Greene, 195 Ariz. 105, 108, ¶ 12, 985 P.2d 590, 593 (App. 1999) (quoting Sainz v. Sainz, 245 S.E.2d 372, 375 (N.C. App. 1978)). The Arizona order confers upon Appellant the ability to make a weekly twenty-minute phone call or any other communication as recommended by the therapist. is neither ambiguous nor The language in the Arizona order makes compliance with the order
optional as Appellant contends. statutory requires judgment. requirement adoption The of that the the exact
We have found no precedent or Full Faith and a Credit final effect Clause foreign as the
Minnesota order with respect to the parties, subject matter, and issues involved herein, and therefore, it has given full faith and credit to the Minnesota order. Until the therapist’s
contact information has been furnished by Appellant, ADOC will be incapable of complying with the Arizona order, but ADOC’s incapacity to effectuate the order does not mean that compliance is optional as Appellant suggests. 4
The record reflects several instances of unwillingness by the ADOC to comply with the court order. Appellant also claimed that ADOC has engaged in retaliatory action against him for seeking enforcement of this court order. We note that both the 5
Finally, the qualification in the Arizona order that
the communications with the therapist “not interfere with or violate the policies or legitimate penalogical needs of [ADOC]” does not violate the Full Faith and Credit Clause. “The methods

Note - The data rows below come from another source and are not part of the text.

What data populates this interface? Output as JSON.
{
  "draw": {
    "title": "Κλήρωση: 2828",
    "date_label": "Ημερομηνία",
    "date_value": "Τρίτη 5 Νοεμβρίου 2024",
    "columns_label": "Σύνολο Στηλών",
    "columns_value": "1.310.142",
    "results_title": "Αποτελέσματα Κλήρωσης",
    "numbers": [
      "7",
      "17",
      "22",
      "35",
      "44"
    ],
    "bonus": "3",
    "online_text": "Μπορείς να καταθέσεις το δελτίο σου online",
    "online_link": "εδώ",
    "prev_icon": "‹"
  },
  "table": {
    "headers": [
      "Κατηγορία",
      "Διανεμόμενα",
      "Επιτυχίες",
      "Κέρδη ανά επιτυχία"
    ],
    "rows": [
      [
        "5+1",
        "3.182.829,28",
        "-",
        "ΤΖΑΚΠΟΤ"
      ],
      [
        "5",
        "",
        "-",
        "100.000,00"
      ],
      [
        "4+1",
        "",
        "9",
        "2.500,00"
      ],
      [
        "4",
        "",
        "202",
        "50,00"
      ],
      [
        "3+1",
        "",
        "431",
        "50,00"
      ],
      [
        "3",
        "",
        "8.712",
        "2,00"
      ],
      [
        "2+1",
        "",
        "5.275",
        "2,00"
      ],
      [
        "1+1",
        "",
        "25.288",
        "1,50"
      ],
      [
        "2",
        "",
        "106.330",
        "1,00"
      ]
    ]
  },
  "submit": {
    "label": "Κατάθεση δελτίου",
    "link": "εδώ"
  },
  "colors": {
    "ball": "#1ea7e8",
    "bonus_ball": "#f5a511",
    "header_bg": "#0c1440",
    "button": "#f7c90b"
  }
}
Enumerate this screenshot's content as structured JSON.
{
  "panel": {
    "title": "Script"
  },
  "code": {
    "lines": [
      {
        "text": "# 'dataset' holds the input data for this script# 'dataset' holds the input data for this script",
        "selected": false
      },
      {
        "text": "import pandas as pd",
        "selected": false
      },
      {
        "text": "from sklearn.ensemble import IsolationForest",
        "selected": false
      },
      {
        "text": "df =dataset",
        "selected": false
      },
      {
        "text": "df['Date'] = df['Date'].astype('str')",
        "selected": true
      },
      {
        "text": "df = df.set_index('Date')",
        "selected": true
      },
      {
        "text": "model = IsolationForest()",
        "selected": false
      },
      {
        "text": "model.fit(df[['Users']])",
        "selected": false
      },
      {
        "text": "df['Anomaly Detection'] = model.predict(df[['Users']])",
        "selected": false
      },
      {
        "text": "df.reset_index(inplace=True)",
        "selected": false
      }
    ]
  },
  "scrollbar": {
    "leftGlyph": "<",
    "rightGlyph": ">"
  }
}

by which a judgment of another state is enforced are determined by the local law of the forum.” Id.; see also Restatement
(Second) of Conflict of Laws § 99 (1971) (stating “the local law of the forum determines the methods by which a judgment of
another state is enforced”).
The laws and policies of Arizona
should be complied with when giving full faith and credit to a foreign judgment. See Nat’l Union Fire Ins. Co, 195 Ariz. at Accordingly, it was neither an
108, ¶ 12, 985 P.2d at 593.
abuse of discretion nor a violation of the Full Faith and Credit Clause for the superior court to require that enforcement of the order not interfere or conflict with the legitimate penalogical policies and needs of ADOC.
Minnesota order and the Arizona order are legally binding, and once appellant has provided ADOC with the proper contact information, they must, without further delay, accommodate appellant’s communications with his child’s therapist in any manner that does not violate their policies or legitimate penalogical needs. Furthermore, the ADOC may not, under any circumstances, take any retaliatory action against appellant for attempting to enforce this order. 6
CONCLUSION ¶12 For the aforementioned reasons, we affirm the superior
court’s order denying Appellant’s motion to amend/correct the Arizona order.
___________________/S/_______________ LAWRENCE F. WINTHROP, Presiding Judge CONCURRING:
_____________/S/___________________ PATRICIA K. NORRIS, Judge
____________/S/____________________ PATRICK IRVINE, Judge